◆ EXERCISE AIM ◆
Could you repeat, word for word, only the lines from the one containing "Read all visible content and emit it as JSON." through the final line of the records below?
EXTRACTED DATA START
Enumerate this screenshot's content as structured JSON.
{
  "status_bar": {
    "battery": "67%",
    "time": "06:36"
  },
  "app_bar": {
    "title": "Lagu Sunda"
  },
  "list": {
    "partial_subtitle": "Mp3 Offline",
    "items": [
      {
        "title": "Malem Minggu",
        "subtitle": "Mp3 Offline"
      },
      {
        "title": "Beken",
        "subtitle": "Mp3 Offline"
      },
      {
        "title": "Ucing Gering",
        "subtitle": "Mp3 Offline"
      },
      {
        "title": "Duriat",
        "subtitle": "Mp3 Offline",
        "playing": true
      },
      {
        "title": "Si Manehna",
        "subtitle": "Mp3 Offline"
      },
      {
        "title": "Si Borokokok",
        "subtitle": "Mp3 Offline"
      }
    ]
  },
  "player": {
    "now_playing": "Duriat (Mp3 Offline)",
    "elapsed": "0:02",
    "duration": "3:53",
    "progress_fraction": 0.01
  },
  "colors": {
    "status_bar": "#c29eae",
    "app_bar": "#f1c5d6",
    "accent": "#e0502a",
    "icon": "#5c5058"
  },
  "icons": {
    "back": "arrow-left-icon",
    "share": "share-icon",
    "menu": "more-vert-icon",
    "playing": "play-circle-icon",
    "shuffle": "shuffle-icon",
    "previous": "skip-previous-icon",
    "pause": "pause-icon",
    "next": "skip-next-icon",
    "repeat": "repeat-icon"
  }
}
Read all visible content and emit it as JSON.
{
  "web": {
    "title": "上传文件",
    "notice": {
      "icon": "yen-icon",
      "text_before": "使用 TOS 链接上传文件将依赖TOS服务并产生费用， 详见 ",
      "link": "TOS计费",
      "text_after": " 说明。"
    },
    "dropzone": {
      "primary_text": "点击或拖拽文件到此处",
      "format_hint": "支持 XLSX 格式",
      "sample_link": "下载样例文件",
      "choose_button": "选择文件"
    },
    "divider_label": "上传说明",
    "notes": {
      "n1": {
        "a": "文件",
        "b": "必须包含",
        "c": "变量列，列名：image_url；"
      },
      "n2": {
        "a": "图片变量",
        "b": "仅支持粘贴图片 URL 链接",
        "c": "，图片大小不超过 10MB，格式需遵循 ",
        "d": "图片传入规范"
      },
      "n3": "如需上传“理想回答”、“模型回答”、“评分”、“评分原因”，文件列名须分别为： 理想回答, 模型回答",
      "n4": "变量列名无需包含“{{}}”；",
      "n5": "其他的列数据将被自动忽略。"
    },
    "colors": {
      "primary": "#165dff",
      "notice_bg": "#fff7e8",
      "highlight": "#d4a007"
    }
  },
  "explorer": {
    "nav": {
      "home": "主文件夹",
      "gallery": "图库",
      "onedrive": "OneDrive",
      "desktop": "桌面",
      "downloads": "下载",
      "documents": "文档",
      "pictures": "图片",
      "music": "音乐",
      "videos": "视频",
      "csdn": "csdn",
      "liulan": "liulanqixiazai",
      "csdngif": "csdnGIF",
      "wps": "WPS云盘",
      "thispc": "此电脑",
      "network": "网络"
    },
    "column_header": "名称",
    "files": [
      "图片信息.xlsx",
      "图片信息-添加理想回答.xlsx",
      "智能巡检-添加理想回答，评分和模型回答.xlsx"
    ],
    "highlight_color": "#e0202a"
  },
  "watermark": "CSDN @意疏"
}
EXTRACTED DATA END
◆ SOLUTION BELOW ◆
Read all visible content and emit it as JSON.
{
  "web": {
    "title": "上传文件",
    "notice": {
      "icon": "yen-icon",
      "text_before": "使用 TOS 链接上传文件将依赖TOS服务并产生费用， 详见 ",
      "link": "TOS计费",
      "text_after": " 说明。"
    },
    "dropzone": {
      "primary_text": "点击或拖拽文件到此处",
      "format_hint": "支持 XLSX 格式",
      "sample_link": "下载样例文件",
      "choose_button": "选择文件"
    },
    "divider_label": "上传说明",
    "notes": {
      "n1": {
        "a": "文件",
        "b": "必须包含",
        "c": "变量列，列名：image_url；"
      },
      "n2": {
        "a": "图片变量",
        "b": "仅支持粘贴图片 URL 链接",
        "c": "，图片大小不超过 10MB，格式需遵循 ",
        "d": "图片传入规范"
      },
      "n3": "如需上传“理想回答”、“模型回答”、“评分”、“评分原因”，文件列名须分别为： 理想回答, 模型回答",
      "n4": "变量列名无需包含“{{}}”；",
      "n5": "其他的列数据将被自动忽略。"
    },
    "colors": {
      "primary": "#165dff",
      "notice_bg": "#fff7e8",
      "highlight": "#d4a007"
    }
  },
  "explorer": {
    "nav": {
      "home": "主文件夹",
      "gallery": "图库",
      "onedrive": "OneDrive",
      "desktop": "桌面",
      "downloads": "下载",
      "documents": "文档",
      "pictures": "图片",
      "music": "音乐",
      "videos": "视频",
      "csdn": "csdn",
      "liulan": "liulanqixiazai",
      "csdngif": "csdnGIF",
      "wps": "WPS云盘",
      "thispc": "此电脑",
      "network": "网络"
    },
    "column_header": "名称",
    "files": [
      "图片信息.xlsx",
      "图片信息-添加理想回答.xlsx",
      "智能巡检-添加理想回答，评分和模型回答.xlsx"
    ],
    "highlight_color": "#e0202a"
  },
  "watermark": "CSDN @意疏"
}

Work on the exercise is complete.